But this is not an impairment-hating tale full of pity and longing for a previous, non-disabled self. With Knighton's changing sensory perception comes a radical shift in consciousness. He writes with piercing acuity about fear and imagination; presence and absence - how the altered body impacts on relationships, the sense of self and its place in the world. As he has embodied knowledge of both sensory experiences, he writes well on the human condition, his ruminations revealing the visually impaired and sighted worlds in all their absurd and wonderful peculiarities.

“Where I live is a state of mind, quite literally” he writes, describing the making of mental maps, memorising his neighbourhood in excruciating detail. “It's a matter of defiance, even delusion. Memory keeps me from being as thoroughly blind as I am. When you can't see, nothing seems to exist in a city or landscape if it isn't in mind already”. When, on a rare excursion off his known patch, he encounters muggers who change their mind when they see his white cane, he is bitter about the experience. He describes it as a loss of dignity, for “discrimination feels like discrimination, even when it's for the best”.

He claims that with bodies "collectively so idiosyncratic and uncooperative", blind and visually impaired people are anarchic, as “we have an incomparable ability to throw a wrench in bureaucracy, whether we mean to or not”, which must be a comfort to the former rebel. Daily experience entails being accosted by things that hurt - chairs, half-open doors, dogs mistaking his cane for a stick: “…the bodies of the blind grow more and more conditioned. We rebound from the world, suck up the sting and push ahead”. And Knighton does so with a mordant wit, quoting a friend's response to a particularly beaten-up day: “Well, kid - you ain't pretty, but you're sure hard to kill”.

He is particularly good on the impact visual impairment has on language, spatial awareness and everyday interactions. He describes disappearing into the words others around him use - "this, that, here, there" - vanishing in a space that is unknown and unspecified. Where is "just over there"? What is "this"? Who is "you"? The use of this pronoun assumes the addressee will recognise themselves in language, but Knighton maintains visual impairment reduces the powers of identification. He jokes about a conversation with blind friends as sounding like a rehearsal for the film Taxi Driver: “You talking to me? You talking to me?” Unless addressed specifically by name, the blind or visually impaired individual vanishes in company.

It is a similar situation when being talked about in the patronising and distancing third person: “The feeling is one of deliberate dissociation, becoming him all the time. My excavation is performed with the basic tool of a pronoun.
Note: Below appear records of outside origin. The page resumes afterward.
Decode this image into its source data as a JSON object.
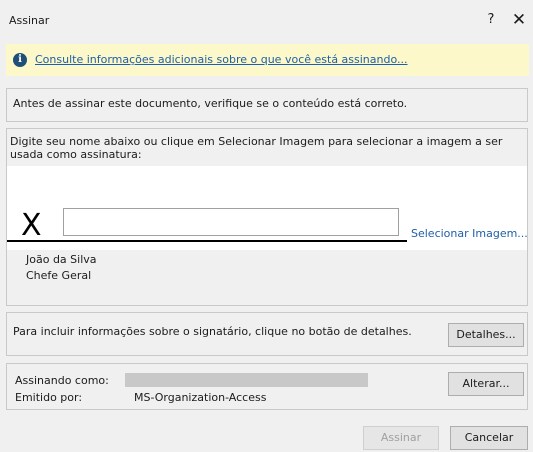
{
  "window": {
    "title": "Assinar",
    "help": "?",
    "close": "✕"
  },
  "infobar": {
    "icon": "i",
    "link": "Consulte informações adicionais sobre o que você está assinando..."
  },
  "warning": "Antes de assinar este documento, verifique se o conteúdo está correto.",
  "signature": {
    "instructions": "Digite seu nome abaixo ou clique em Selecionar Imagem para selecionar a imagem a ser usada como assinatura:",
    "x_mark": "X",
    "input_value": "",
    "select_image": "Selecionar Imagem...",
    "signer_name": "João da Silva",
    "signer_title": "Chefe Geral"
  },
  "details": {
    "text": "Para incluir informações sobre o signatário, clique no botão de detalhes.",
    "button": "Detalhes..."
  },
  "certificate": {
    "signing_as_label": "Assinando como:",
    "issued_by_label": "Emitido por:",
    "issued_by_value": "MS-Organization-Access",
    "change_button": "Alterar..."
  },
  "footer": {
    "sign_button": "Assinar",
    "cancel_button": "Cancelar"
  },
  "colors": {
    "infobar_bg": "#fcf8c9",
    "link": "#1f5fa8",
    "dialog_bg": "#f0f0f0"
  }
}
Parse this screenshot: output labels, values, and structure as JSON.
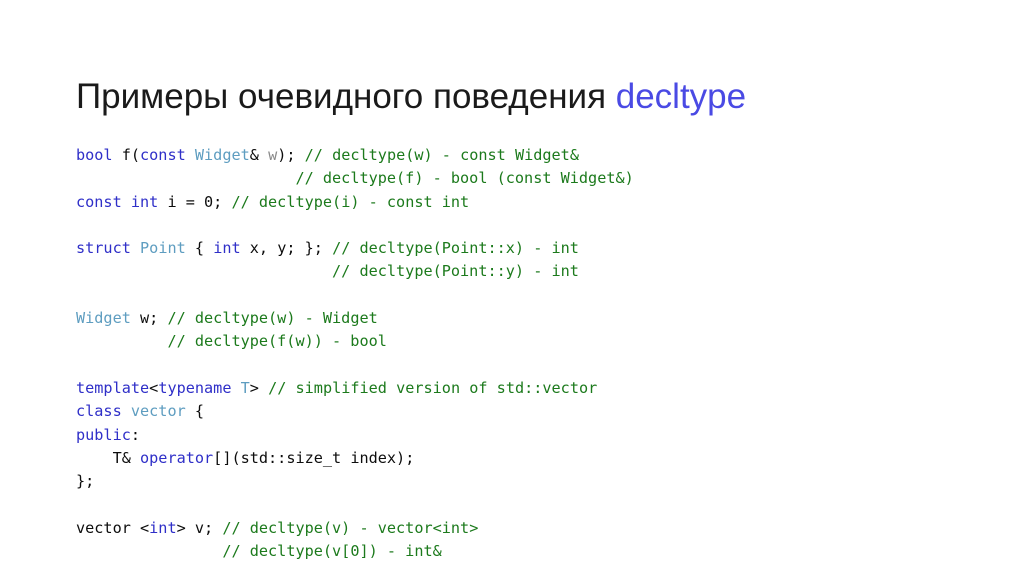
{
  "slide": {
    "title": {
      "text_main": "Примеры очевидного поведения ",
      "text_accent": "decltype",
      "accent_color": "#4a4ae4",
      "base_color": "#1a1a1a"
    },
    "background_color": "#ffffff"
  },
  "theme": {
    "keyword_color": "#2f2fc8",
    "type_color": "#5e9dc0",
    "comment_color": "#1c7a1c",
    "plain_color": "#0d0d0d",
    "dim_color": "#8a8a8a"
  },
  "code": {
    "language": "cpp",
    "lines": [
      {
        "id": "line-1",
        "tokens": [
          {
            "t": "bool",
            "c": "kw"
          },
          {
            "t": " f(",
            "c": "plain"
          },
          {
            "t": "const",
            "c": "kw"
          },
          {
            "t": " ",
            "c": "plain"
          },
          {
            "t": "Widget",
            "c": "type"
          },
          {
            "t": "& ",
            "c": "plain"
          },
          {
            "t": "w",
            "c": "dim"
          },
          {
            "t": "); ",
            "c": "plain"
          },
          {
            "t": "// decltype(w) - const Widget&",
            "c": "comment"
          }
        ],
        "plain_text": "bool f(const Widget& w); // decltype(w) - const Widget&"
      },
      {
        "id": "line-2",
        "tokens": [
          {
            "t": "                        ",
            "c": "plain"
          },
          {
            "t": "// decltype(f) - bool (const Widget&)",
            "c": "comment"
          }
        ],
        "plain_text": "                        // decltype(f) - bool (const Widget&)"
      },
      {
        "id": "line-3",
        "tokens": [
          {
            "t": "const",
            "c": "kw"
          },
          {
            "t": " ",
            "c": "plain"
          },
          {
            "t": "int",
            "c": "kw"
          },
          {
            "t": " i = 0; ",
            "c": "plain"
          },
          {
            "t": "// decltype(i) - const int",
            "c": "comment"
          }
        ],
        "plain_text": "const int i = 0; // decltype(i) - const int"
      },
      {
        "id": "line-4",
        "tokens": [],
        "plain_text": ""
      },
      {
        "id": "line-5",
        "tokens": [
          {
            "t": "struct",
            "c": "kw"
          },
          {
            "t": " ",
            "c": "plain"
          },
          {
            "t": "Point",
            "c": "type"
          },
          {
            "t": " { ",
            "c": "plain"
          },
          {
            "t": "int",
            "c": "kw"
          },
          {
            "t": " x, y; }; ",
            "c": "plain"
          },
          {
            "t": "// decltype(Point::x) - int",
            "c": "comment"
          }
        ],
        "plain_text": "struct Point { int x, y; }; // decltype(Point::x) - int"
      },
      {
        "id": "line-6",
        "tokens": [
          {
            "t": "                            ",
            "c": "plain"
          },
          {
            "t": "// decltype(Point::y) - int",
            "c": "comment"
          }
        ],
        "plain_text": "                            // decltype(Point::y) - int"
      },
      {
        "id": "line-7",
        "tokens": [],
        "plain_text": ""
      },
      {
        "id": "line-8",
        "tokens": [
          {
            "t": "Widget",
            "c": "type"
          },
          {
            "t": " w; ",
            "c": "plain"
          },
          {
            "t": "// decltype(w) - Widget",
            "c": "comment"
          }
        ],
        "plain_text": "Widget w; // decltype(w) - Widget"
      },
      {
        "id": "line-9",
        "tokens": [
          {
            "t": "          ",
            "c": "plain"
          },
          {
            "t": "// decltype(f(w)) - bool",
            "c": "comment"
          }
        ],
        "plain_text": "          // decltype(f(w)) - bool"
      },
      {
        "id": "line-10",
        "tokens": [],
        "plain_text": ""
      },
      {
        "id": "line-11",
        "tokens": [
          {
            "t": "template",
            "c": "kw"
          },
          {
            "t": "<",
            "c": "plain"
          },
          {
            "t": "typename",
            "c": "kw"
          },
          {
            "t": " ",
            "c": "plain"
          },
          {
            "t": "T",
            "c": "type"
          },
          {
            "t": "> ",
            "c": "plain"
          },
          {
            "t": "// simplified version of std::vector",
            "c": "comment"
          }
        ],
        "plain_text": "template<typename T> // simplified version of std::vector"
      },
      {
        "id": "line-12",
        "tokens": [
          {
            "t": "class",
            "c": "kw"
          },
          {
            "t": " ",
            "c": "plain"
          },
          {
            "t": "vector",
            "c": "type"
          },
          {
            "t": " {",
            "c": "plain"
          }
        ],
        "plain_text": "class vector {"
      },
      {
        "id": "line-13",
        "tokens": [
          {
            "t": "public",
            "c": "kw"
          },
          {
            "t": ":",
            "c": "plain"
          }
        ],
        "plain_text": "public:"
      },
      {
        "id": "line-14",
        "tokens": [
          {
            "t": "    T& ",
            "c": "plain"
          },
          {
            "t": "operator",
            "c": "kw"
          },
          {
            "t": "[](std::size_t index);",
            "c": "plain"
          }
        ],
        "plain_text": "    T& operator[](std::size_t index);"
      },
      {
        "id": "line-15",
        "tokens": [
          {
            "t": "};",
            "c": "plain"
          }
        ],
        "plain_text": "};"
      },
      {
        "id": "line-16",
        "tokens": [],
        "plain_text": ""
      },
      {
        "id": "line-17",
        "tokens": [
          {
            "t": "vector <",
            "c": "plain"
          },
          {
            "t": "int",
            "c": "kw"
          },
          {
            "t": "> v; ",
            "c": "plain"
          },
          {
            "t": "// decltype(v) - vector<int>",
            "c": "comment"
          }
        ],
        "plain_text": "vector <int> v; // decltype(v) - vector<int>"
      },
      {
        "id": "line-18",
        "tokens": [
          {
            "t": "                ",
            "c": "plain"
          },
          {
            "t": "// decltype(v[0]) - int&",
            "c": "comment"
          }
        ],
        "plain_text": "                // decltype(v[0]) - int&"
      }
    ]
  }
}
In "him" I'm disappeared, instead of being brought into definition. "He" is not here, either, like "you". Like "me" he says.

But this memoir will ensure Knighton's visibility in the publishing world. Already garlanded with praise in his native Canada and the US, Cockeyed is set to make Ryan Knighton a poster boy for inclusivity, geared for mainstream consumption, but with a provocative crip humour and perspective informed by his experience of impairment.

The journey in this memoir is exhilarating and reflective - a road trip to disability consciousness, riding shotgun with a philosopher, phenomenologist, poet and punk.